Whilst a new purpose is being considered for Soestdijk Palace, it is open to visitors. And it's well worth a visit.

It used to be the working palace of Queen Juliana, the mother of Princess Beatrix, the grandmother of the current king of the Netherlands.


From the smoke stained walls of Prince Claus's study to the family photos of princesses in their childhood prime, the palace gives a fascinating, historical glimpse into the life of the Dutch monarchy. 

The grounds are beautiful to walk around and there's a speurtocht for the children, which gets them uncovering places and facts about the palace and the family that lived in it.

If you haven't been then go whilst you can!

I'll let the photos do the rest of the talking!














Thursday, 11 August 2016

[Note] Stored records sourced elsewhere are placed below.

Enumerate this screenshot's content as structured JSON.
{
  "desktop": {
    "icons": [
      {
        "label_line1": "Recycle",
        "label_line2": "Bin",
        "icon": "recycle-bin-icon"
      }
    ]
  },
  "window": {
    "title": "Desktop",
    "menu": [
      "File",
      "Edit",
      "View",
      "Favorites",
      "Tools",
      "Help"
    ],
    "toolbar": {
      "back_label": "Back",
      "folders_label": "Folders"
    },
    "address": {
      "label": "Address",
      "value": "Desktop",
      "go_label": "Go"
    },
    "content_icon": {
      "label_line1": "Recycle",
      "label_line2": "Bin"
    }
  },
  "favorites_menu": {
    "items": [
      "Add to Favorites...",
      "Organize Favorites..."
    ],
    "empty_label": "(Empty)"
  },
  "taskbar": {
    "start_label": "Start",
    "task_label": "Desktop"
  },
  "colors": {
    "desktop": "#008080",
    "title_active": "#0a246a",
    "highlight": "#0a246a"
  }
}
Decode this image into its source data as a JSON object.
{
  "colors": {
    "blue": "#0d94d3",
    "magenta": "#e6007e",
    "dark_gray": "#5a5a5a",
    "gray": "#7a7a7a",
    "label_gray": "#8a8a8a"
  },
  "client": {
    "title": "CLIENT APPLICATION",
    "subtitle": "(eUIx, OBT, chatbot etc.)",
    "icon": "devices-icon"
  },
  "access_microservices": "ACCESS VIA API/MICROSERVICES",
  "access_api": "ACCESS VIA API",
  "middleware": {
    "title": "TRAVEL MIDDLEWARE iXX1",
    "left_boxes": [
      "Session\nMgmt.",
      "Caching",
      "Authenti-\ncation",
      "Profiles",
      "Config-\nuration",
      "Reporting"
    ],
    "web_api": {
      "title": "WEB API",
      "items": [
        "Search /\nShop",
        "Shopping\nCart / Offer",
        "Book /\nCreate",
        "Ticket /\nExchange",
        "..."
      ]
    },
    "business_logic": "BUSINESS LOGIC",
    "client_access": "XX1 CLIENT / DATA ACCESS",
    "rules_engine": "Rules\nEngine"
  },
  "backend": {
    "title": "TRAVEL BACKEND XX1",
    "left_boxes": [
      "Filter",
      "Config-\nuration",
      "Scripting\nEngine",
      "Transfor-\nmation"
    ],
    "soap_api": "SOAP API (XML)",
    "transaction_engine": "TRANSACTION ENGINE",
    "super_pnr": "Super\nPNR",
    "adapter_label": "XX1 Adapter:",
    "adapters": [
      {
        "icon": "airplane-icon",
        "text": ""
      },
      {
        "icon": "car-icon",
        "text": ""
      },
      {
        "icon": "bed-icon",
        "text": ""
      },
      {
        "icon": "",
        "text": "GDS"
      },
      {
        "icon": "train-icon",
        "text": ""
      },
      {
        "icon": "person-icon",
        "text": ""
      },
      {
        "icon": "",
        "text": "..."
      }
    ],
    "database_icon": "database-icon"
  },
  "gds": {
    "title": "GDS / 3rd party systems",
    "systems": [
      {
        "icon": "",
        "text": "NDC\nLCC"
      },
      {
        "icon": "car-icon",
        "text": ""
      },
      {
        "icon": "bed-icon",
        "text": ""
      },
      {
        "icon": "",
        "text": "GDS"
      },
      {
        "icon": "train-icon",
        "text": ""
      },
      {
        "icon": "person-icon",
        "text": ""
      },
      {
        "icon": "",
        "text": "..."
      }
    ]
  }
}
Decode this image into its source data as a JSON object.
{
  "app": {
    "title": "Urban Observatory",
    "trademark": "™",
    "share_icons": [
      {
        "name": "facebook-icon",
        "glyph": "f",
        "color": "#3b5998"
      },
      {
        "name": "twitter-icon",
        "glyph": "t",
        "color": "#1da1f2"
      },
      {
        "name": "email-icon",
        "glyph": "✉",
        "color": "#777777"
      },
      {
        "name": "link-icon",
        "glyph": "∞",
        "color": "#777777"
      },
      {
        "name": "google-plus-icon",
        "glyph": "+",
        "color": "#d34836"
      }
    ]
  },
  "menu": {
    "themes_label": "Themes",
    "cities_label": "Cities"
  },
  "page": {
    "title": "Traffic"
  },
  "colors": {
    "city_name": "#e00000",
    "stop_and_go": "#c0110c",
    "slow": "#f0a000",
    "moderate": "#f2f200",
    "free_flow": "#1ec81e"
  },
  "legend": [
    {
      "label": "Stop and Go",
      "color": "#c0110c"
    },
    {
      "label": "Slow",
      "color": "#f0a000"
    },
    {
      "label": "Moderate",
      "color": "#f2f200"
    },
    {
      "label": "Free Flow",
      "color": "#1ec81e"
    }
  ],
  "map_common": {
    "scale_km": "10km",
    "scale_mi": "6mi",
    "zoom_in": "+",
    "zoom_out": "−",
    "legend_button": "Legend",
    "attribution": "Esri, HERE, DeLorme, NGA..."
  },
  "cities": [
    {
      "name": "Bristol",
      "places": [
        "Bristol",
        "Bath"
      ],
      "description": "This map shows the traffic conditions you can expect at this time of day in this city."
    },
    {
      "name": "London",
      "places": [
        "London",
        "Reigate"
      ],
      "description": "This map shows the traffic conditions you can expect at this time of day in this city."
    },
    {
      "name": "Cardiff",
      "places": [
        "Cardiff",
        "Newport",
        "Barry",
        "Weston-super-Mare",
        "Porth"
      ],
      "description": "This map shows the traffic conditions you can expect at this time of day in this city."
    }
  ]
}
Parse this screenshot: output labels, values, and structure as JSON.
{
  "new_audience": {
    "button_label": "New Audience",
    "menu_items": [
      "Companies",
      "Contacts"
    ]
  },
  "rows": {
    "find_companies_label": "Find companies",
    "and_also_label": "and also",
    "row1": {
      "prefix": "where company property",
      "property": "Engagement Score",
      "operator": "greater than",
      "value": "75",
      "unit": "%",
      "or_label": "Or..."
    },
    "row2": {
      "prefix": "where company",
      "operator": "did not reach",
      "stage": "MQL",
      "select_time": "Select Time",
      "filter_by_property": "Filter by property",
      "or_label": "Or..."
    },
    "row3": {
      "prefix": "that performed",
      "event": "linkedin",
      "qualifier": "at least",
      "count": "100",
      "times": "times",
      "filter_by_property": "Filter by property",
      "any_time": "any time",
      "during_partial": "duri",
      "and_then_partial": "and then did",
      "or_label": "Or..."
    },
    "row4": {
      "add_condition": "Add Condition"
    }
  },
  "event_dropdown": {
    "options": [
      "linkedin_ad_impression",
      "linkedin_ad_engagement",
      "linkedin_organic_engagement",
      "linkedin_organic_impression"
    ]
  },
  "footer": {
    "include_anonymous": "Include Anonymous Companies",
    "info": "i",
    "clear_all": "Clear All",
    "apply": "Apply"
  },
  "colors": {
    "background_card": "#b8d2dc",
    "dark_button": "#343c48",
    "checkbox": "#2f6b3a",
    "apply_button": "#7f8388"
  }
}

Saying Goodbye to My Consultatiebureau

I started working here eight years ago and I can still remember the day you walked in for the very first time – a newborn baby in your arms. A brand new mother,” said the lady at the front desk of the consultatiebureau to me at the end of my last visit.

I can’t even begin to count the number of times I have set foot inside my local consultatiebureau since 2007. But the woman who has weighed and measured all three of my sons over the space of eight years gave me reason to stop and reflect on my visits there; the same woman who remembers the name of my eldest son despite his last consultatiebureau visit being four years ago.



Thursday, 4 August 2016

Little Steps to the Basisschool

If you are living in the Netherlands your child can start attending primary school at the age of four. All three of my children are now in various stages of primary school but for each one of them making the leap from peuterspeelzaal to the basisschool was a big one. So here's my story about how we tried to make it easier.



Monday, 1 August 2016

5 Popular Dutch Children's Books

There are a lot of books in our house, and they are something that generally escape my rare but thorough decluttering frenzies. Our bookshelves are filled with both English and Dutch books (with the occasional French and German title). When it comes to Dutch children's books there are some which are incredibly popular which you will generally see everywhere - like these 5.


Friday, 29 July 2016

Flying the Dutch Flag

Should you be in the Netherlands on King's Day you'll notice flags out in force in the Dutch streets, hanging from flag poles attached to the houses. We don't have a flag holder on our house, nor do we own a Dutch flag to hang even if we did... but I did stumble upon "general flag instructions in Zoetermeer" on the internet and was quite surprised by the rules around flag flying around here.